Old European Cut Diamonds: A Journey Through in Time

Old European Cut Diamonds: A Journey Through in Time

Old European cut diamonds, often referred to as antique diamonds, are beautiful testaments to a bygone era. Their unique characteristics, including a high crown, small table, and large culet, set them apart from the modern diamonds we're more accustomed to seeing today. This journey through time will explore the allure of these vintage gems and explain why they remain a cherished choice for many, especially those in search of a vintage engagement ring.

The Birth of Old European Cut Diamonds

Let’s begin our story in the late 1800s to early 20th centuries. Diamond cutters of this time period, primarily using gas lamps for illumination, developed a particular style of diamond cutting that showcased the stone's beauty to the naked eye. This was a time before modern technology and computer-aided designs, where hand-cut facets were meticulously created to achieve the perfect sparkle under the dim light of gas lamps. The old European cut diamond is often confused with the old mine cut diamond. While both are ancestors to modern round brilliant cut diamond, they have distinct differences. Old mines have a cushion cut, while European-cut diamonds boast a round shape. Both, however, feature the high crown and smaller table, which gives them a depth and inner fire often absent in modern cuts.

5 Carat Old European Cut Diamond

5 Carat old European Cut Diamond

The Anatomy of an Old European Diamond

The unique characteristics of the old European diamond cut can be seen when comparing them side-by-side with modern round brilliant cuts. The most notable features include:

High Crown and Smaller Table:

This gives the diamond a more pronounced profile and contributes to its unique light play.
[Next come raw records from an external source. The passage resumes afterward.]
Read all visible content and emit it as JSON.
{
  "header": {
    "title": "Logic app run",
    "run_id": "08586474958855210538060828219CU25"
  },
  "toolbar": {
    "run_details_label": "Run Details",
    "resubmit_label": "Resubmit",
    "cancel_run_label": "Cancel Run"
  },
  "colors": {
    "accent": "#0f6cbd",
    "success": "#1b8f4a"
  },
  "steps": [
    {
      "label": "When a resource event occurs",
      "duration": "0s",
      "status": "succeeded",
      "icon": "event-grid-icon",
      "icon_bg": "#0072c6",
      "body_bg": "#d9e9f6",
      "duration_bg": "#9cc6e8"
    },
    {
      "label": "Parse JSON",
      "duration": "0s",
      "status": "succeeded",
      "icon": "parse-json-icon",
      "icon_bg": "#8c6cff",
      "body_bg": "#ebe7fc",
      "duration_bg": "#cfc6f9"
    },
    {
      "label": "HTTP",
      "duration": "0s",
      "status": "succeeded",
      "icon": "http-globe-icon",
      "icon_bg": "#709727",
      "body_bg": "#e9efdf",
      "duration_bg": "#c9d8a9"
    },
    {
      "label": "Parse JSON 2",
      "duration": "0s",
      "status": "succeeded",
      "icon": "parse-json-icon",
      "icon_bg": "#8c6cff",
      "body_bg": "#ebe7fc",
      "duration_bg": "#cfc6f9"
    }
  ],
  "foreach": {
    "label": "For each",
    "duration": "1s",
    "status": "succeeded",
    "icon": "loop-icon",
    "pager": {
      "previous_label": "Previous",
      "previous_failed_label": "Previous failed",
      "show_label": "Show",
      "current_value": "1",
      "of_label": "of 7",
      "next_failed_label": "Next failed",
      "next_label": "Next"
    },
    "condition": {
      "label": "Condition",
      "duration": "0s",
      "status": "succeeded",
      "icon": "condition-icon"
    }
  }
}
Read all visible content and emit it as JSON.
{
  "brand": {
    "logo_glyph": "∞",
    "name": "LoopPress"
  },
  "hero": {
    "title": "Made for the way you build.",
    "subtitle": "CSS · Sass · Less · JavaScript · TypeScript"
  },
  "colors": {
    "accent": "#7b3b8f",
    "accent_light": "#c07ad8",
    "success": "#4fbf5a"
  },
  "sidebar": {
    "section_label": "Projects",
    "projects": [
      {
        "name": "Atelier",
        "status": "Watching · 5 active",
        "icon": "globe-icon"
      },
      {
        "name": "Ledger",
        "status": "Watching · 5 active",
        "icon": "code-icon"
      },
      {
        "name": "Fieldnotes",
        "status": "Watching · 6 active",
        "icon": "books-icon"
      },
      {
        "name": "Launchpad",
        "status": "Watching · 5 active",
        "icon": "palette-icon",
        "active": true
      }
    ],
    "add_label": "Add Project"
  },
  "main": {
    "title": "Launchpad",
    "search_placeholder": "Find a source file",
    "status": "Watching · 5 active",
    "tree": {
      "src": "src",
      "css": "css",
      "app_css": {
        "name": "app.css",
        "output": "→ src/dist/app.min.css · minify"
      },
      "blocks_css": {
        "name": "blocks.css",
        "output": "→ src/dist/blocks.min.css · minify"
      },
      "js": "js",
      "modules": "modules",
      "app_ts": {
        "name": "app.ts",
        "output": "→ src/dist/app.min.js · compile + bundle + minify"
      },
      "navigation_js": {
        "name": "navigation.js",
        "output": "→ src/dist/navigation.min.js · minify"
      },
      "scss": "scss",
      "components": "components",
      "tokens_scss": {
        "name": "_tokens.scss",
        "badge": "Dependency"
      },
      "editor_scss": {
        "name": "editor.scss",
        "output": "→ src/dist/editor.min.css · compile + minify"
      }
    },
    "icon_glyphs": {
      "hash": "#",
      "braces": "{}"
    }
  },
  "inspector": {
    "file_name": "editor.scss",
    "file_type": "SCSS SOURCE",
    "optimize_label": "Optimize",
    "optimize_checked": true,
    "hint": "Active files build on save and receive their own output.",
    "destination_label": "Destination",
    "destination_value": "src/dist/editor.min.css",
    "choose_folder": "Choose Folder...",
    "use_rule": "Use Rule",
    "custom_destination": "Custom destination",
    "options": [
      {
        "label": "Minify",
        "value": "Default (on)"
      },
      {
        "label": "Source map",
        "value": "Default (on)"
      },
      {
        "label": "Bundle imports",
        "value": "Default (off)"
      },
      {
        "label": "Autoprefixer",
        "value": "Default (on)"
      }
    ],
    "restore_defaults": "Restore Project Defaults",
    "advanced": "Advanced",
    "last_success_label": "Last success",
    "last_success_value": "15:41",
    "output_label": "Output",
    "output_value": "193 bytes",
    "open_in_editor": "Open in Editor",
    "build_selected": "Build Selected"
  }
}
Larger Culet: The bottom of the diamond, or the culet, is more prominent in old European cuts, leading to a visible dark circle at the center of the diamond when viewed from the top.

Large Facets: These antique cuts often showcase larger facets than the modern brilliant cut diamonds, giving them a unique sparkle that many find enchanting.

Art Deco Old European Cut Diamond
Art Deco Old European Cut Diamond

The Art Deco and Edwardian Eras: A Renaissance for Old European Cuts

The art deco era, as well as the Edwardian and Victorian eras, were golden periods for such diamond cuts. During these decades, white gold and rose gold settings were popular, and the antique ring designs of these times prominently featured old European cut diamond engagement rings, flanked by intricate patterns and smaller accent stones. The late 19th and early 20th centuries were a transitional period for diamonds. It was during this time that diamond cutters began experimenting with different styles, leading to the development of transitional cut diamonds and, eventually, the modern round cut diamonds we're familiar with today.

The Modern Perspective: Old Euros Vs. Modern Round Brilliants

In terms of brilliance, it's essential to understand that old euros were not optimized for white light reflection as modern round brilliant diamonds are. Hence, they may exhibit less brilliance but make up for it with their distinctive "inner fire." The larger culet in vintage cuts like the old euro cut creates a mesmerizing pattern of reflections within the diamond. Moreover, the visible culet often appears as a small open culet or dark circle at the center of the diamond. While some might see this as a flaw compared to the modern round brilliant cut diamond, for others, it's a characteristic that adds to the diamond's vintage charm. Modern technology and tools have allowed for precision in modern cut diamonds, optimizing brilliance and fire. Yet, despite this, there's an undeniable allure to the old European cut diamond and other antique stones. Their hand-cut facets, dictated more by the natural diamond's original shape than by a prescribed cut grade, make each piece of jewelry truly one-of-a-kind.

Victorian Old European Cut Diamond
Victorian Old European Cut Diamond

Choosing Your Diamond: A Matter of Taste

Finding the right diamond for a wedding ring or any other piece of jewelry ultimately boils down to personal preference. Whether you're drawn to the old diamond with its rich history, or you prefer the most popular diamond shape today - the modern round brilliant - it's essential to choose what speaks to you. The old European diamond cut, with its rich history from the gas lamp-lit rooms of the late 1800s to the glamorous deco period, offers not just a piece of jewelry, but a piece of history. It's a testament to the skills of the diamond cutters of yore and remains a beloved choice for those who value both history and style. In the end, whether you're gazing at an old European cut diamond's large facets and visible culet or admiring the precision of a modern brilliant cut, the journey through time these stones offer is a treasure in itself.

See our Large Collection of Old European Cut Diamonds:


Back to blog